Double Simcoe IPA
Last week I was drinking Weyerbacher’s Double Simcoe IPA and it inspired me to write a blog entry about single malt/hop beers that I’ve intended to write for quite some time. But before diving in to the broader topic, a little information about Double Simcoe IPA. This Imperial India Pale Ale is brewed by Weyerbacher of Easton, Pennsylvania using only a single hop – Simcoe. It pours a hazy copper color with a sticky off-white head. As to be expected, the nose is all Simcoe. There was plenty of citrus and grapefruit, but even more pine. The taste was dominated by the single hop being highlighted, but there was also plenty of caramel along with some phenols and a touch of diacetyl to keep the beer from being one-dimensional.
It had a warming character in the finish (it is an 18 proof beer) along with more Simcoe character as I exhaled. An excellent imperial IPA that was well balanced, and it did an excellent job of highlighting Simcoe hops added at various stages during the brewing and fermentation process.
Why Not Simplify
Single ingredient beers are an excellent way to learn more about the character one particular ingredient contributes to the finished product – whether it is a single malt, or single hop. Often as homebrewers we are programmed through the many books, magazine articles, and Internet posts we read to use a variety of specialty malts and a number of different hops types to add complexity. And most US craft brewers have their roots in home brewing, so this mindset carries over to our local specialty beers. There is nothing wrong with this, and many beers benefit from this approach. And I must admit, there are times I love brewing an “everything but the kitchen sink” Porter. But there is also something to be said about simplicity in brewing. Many of the world’s greatest beers are put together in a very simple manor.
Example - Bavaria Beers
One thing that really surprised me at first during my travels through Bavaria while visiting breweries was the lack of specialty malts. While touring the brewery at Kloster Reutberg (south of Munich) the brewer and guide took us to the attic where the malt was stored. Besides the cat, whose job was to keep the mice away, all I saw were hundreds of bags of Helles Malz (Pils Malt) and Dunkles Malz (Munich Malt). Reutberg’s Helles is brewed with 100% Helles Malz, and their Dunkles is brewed with, you guessed it, 100% Dunkles Malz. Their Bock is a stronger version of the Dunkles. Their amber Festbier is made with a 50/50 blend of the two. Rather simple. As you know many Bavarian beers are world class, and Reutberg’s fit into this category. This proves it doesn’t take an elaborate grain bill to brew great beer.
I got the same story from Winkler Bräu’s brewmaster Karl Winkler. (Schlicht, Oberpfalz – east of Nürnberg) Karl said they purchase their malt from a local maltster. The grain bills at Winkler Bräu are also very simple. With respect to hops, they exclusively use locally grown Hallertauer, with the exception of their Pils, which is hopped with the more expensive Saaz from down the road in the Czech Republic. What is the result? In my opinion, their lager beers are second to none.

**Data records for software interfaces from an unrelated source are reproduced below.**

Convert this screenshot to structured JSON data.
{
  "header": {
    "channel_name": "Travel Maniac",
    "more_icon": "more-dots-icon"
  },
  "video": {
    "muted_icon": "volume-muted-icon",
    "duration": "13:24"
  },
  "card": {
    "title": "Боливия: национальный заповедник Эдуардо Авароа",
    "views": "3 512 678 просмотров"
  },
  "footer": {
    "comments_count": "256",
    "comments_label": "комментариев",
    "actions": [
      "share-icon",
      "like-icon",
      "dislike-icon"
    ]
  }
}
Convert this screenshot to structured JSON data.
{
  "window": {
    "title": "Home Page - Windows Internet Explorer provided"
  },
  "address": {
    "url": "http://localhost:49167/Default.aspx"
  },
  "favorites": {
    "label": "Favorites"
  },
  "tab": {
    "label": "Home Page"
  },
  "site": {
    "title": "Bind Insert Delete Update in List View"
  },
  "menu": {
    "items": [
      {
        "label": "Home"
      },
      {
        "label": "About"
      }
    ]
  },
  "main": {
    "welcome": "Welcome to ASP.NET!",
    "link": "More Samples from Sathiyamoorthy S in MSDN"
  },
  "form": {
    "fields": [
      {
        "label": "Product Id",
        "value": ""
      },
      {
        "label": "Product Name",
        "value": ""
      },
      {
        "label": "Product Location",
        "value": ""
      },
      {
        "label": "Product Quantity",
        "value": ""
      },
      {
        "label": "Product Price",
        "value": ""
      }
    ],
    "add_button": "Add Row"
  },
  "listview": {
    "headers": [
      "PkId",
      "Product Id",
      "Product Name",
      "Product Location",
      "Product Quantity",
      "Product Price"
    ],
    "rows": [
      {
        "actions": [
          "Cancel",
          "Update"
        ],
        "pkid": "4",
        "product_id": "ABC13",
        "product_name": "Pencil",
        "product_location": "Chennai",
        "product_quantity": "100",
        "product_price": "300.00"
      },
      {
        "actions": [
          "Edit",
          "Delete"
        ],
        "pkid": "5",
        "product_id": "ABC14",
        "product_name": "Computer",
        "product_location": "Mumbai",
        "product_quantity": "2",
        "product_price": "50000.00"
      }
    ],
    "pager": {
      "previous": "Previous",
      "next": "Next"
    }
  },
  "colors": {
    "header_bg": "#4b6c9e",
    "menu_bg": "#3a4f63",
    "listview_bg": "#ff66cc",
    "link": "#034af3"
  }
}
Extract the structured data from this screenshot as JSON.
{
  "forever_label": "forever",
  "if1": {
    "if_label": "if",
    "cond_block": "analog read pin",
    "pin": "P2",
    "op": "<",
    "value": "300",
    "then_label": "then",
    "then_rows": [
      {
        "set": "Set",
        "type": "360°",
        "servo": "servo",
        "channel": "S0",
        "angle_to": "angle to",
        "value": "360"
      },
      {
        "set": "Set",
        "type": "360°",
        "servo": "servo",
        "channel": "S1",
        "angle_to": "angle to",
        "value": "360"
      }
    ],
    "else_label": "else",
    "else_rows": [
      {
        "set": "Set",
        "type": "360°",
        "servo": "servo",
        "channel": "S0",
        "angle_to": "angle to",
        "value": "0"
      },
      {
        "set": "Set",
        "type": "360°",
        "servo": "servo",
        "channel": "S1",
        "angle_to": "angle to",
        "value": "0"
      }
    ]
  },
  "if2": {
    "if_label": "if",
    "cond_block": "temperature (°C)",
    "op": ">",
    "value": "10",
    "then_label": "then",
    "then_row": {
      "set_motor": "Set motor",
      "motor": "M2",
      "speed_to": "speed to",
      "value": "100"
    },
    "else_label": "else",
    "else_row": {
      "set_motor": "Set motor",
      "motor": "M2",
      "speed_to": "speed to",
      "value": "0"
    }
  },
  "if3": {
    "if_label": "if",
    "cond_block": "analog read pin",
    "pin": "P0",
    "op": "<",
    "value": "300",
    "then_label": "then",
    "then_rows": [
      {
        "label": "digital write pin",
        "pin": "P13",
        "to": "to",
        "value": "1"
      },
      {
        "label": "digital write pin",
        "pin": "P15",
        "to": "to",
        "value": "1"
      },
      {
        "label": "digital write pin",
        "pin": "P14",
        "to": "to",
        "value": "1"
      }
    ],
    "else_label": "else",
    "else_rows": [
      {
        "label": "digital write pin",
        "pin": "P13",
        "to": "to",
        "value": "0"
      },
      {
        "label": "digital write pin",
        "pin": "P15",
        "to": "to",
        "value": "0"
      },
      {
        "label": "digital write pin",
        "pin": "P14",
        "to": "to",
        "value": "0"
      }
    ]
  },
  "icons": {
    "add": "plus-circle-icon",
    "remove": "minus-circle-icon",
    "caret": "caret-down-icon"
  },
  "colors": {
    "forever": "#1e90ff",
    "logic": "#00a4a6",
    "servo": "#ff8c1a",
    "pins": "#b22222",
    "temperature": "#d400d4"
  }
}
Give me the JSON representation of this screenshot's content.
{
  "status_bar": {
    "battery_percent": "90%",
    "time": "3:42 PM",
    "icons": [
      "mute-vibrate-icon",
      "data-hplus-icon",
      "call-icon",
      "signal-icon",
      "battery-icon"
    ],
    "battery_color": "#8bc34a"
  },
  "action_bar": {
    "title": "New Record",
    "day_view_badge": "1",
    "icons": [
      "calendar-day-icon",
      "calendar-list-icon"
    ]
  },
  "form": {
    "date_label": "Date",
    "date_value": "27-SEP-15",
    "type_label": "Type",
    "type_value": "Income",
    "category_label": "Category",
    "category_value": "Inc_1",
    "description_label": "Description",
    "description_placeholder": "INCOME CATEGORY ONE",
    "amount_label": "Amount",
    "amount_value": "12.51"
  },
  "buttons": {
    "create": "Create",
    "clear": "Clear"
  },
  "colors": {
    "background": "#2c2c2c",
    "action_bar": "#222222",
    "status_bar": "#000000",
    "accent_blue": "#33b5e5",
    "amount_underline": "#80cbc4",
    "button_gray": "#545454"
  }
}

Homebrewers – Give it a Try
As a homebrewer don’t be afraid to simplify. If you want to have a better idea what type of character Vienna malt will contribute to your beers, brew a 100% Vienna malt beer. If you’re a hophead, back off of the hop potpourri and simply try one variety. This can be very educational. In the process of designing a beer to brew, you can then rely on these beers to better understand how those hop varieties will influence the finished product. On the single malt side, I just brewed a 100% Maris Otter English Barley Wine. Weighing in at 16%, it has plenty of malt character and complexity. The key is to use fresh, quality ingredients, and the result is sure to be good - simple or not.
Nobody wants to brew a bland beer, but complexity can be derived from other factors than adding multiple specialty grains or hop additions of varying types. The yeast obviously contributes a significant amount to any beer’s character. But other factors also have a major influence on the finished beer – such as brewing water (think Burton upon Trent), mash schedule (decoction), fermentation process (closed/open), lagering, and even how a beer packaged and dispensed. (Warm and flat from a beer engine?) All of these factors can be tweaked to add character to any beer. As a homebrewer our options are limitless, and we are not constrained by fixed systems or budgets.
So keep in mind, some of the world’s best beers, lagers and ales, are very simple. I feel keeping the grain bill uncomplicated and hop schedule straightforward is an excellent way to produce fine beers, and learn more about what that particular ingredient lends to the character of the finished product.